The obvious advantage here is one of atmosphere and experimentation. The party encounters magical items in much the same way one encounters a strange room in a dungeon. They are described, and the party has to decide what to do with that. Dark blades that drip blood and glow with an evil light can't just be filed away as a "+3 cold iron sword with will checks to avoid domination". They suddenly represent an unknown danger, and that makes magic item treasures that much more interesting. The down side is that the loot sheets get silly after a while, with a dozen unidentified rings that had no obvious effect, and the DM has to keep track of who all has what and when it would affect them. It also means that past about level ten in the old 3.5 parlance, no one knows what the hell their attack mod is anymore. It's all mysteriously affected by items that are unknowable.

Since it's good to do things in threes, I'll mention a sort of compromise between these two that I've considered in the past, and seen implemented with some success. Now, this takes cues from a videogame, so bear with me. In Diablo, a game that any gamer has heard of, you play a Fighting-Man, Magic-User, or Thief. Of course they use different names, and a different ruleset, but the game is as close to old-school endless dungeon sort of play as possible. Anyway, magic items you find while tromping around in the dungeon are all unidentified when you get them. In the game, you can't use them until they are IDed, but eh. Anyway, the core concept is that there is exactly one NPC that can identify items. He stands around in town and charges you for the service. This might work for D&D as well, particularly if travelling back and forth from dungeon to town is nontrivial. The party finds magical items, but can't ID them by themselves, in the dark of the dungeon. They can use them and try to work it out, but they can't just cast the spell.

Back in town, at the Order of Cuthbert, the identifier guy can do it. Why can he cast it when the party can't? Stretch those DM fiat muscles! Perhaps there is a large, immobile spell focus. Maybe a caster needs a place sanctified by one of a few specific gods to be able to ID items. Perhaps the identification isn't magical so much as research in grand tomes that catalog specific types of magical emanations and pulses, that cannot be memorized in a sense that provides any help whatsoever. In any case, a group of combat-based adventurers just can't solidly identify items in the wild. This approach encourages a longer period of experimentation before the identification, and also allows the players to eventually condense their loot sheets to a more readable form.

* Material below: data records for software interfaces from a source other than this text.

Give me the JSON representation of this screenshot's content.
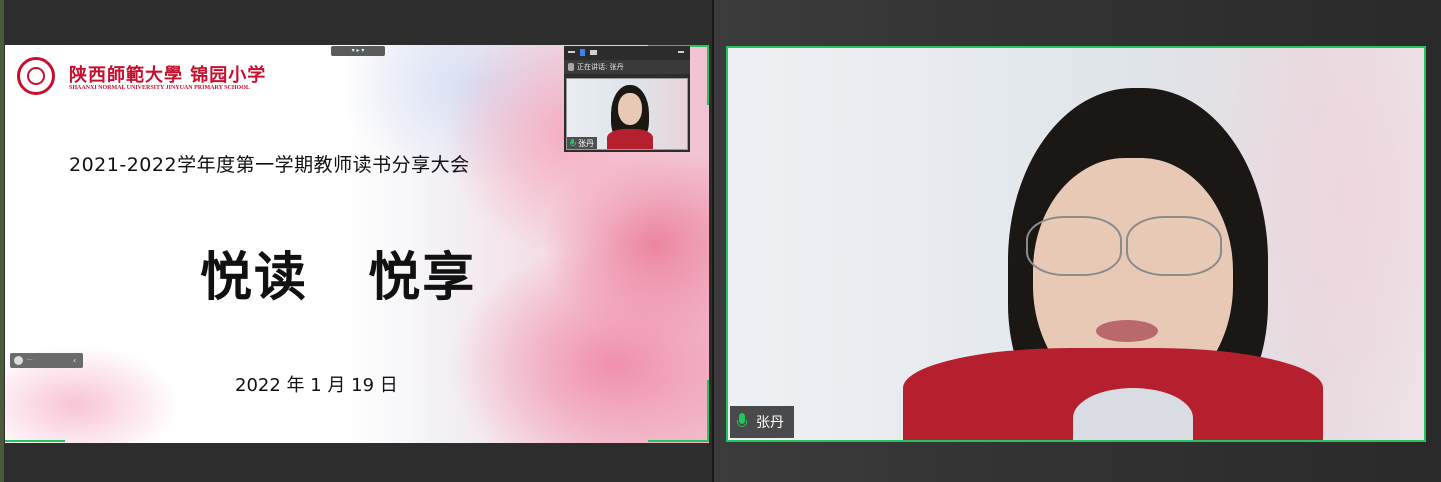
{
  "slide": {
    "school_name_cn": "陕西師範大學 锦园小学",
    "school_name_en": "SHAANXI NORMAL UNIVERSITY JINYUAN PRIMARY SCHOOL",
    "subtitle": "2021-2022学年度第一学期教师读书分享大会",
    "title": "悦读   悦享",
    "date": "2022 年 1 月 19 日"
  },
  "mini_panel": {
    "speaking_label": "正在讲话: 张丹",
    "participant_name": "张丹"
  },
  "main_video": {
    "participant_name": "张丹"
  },
  "icons": {
    "mic": "microphone-icon",
    "logo": "university-seal-icon"
  },
  "colors": {
    "active_border": "#22c55e",
    "brand_red": "#c8102e"
  }
}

Tell me, what do you guys use? How do you handle this issue? It's not exactly a huge show-stopper for general play, but it's still interesting enough to hear about.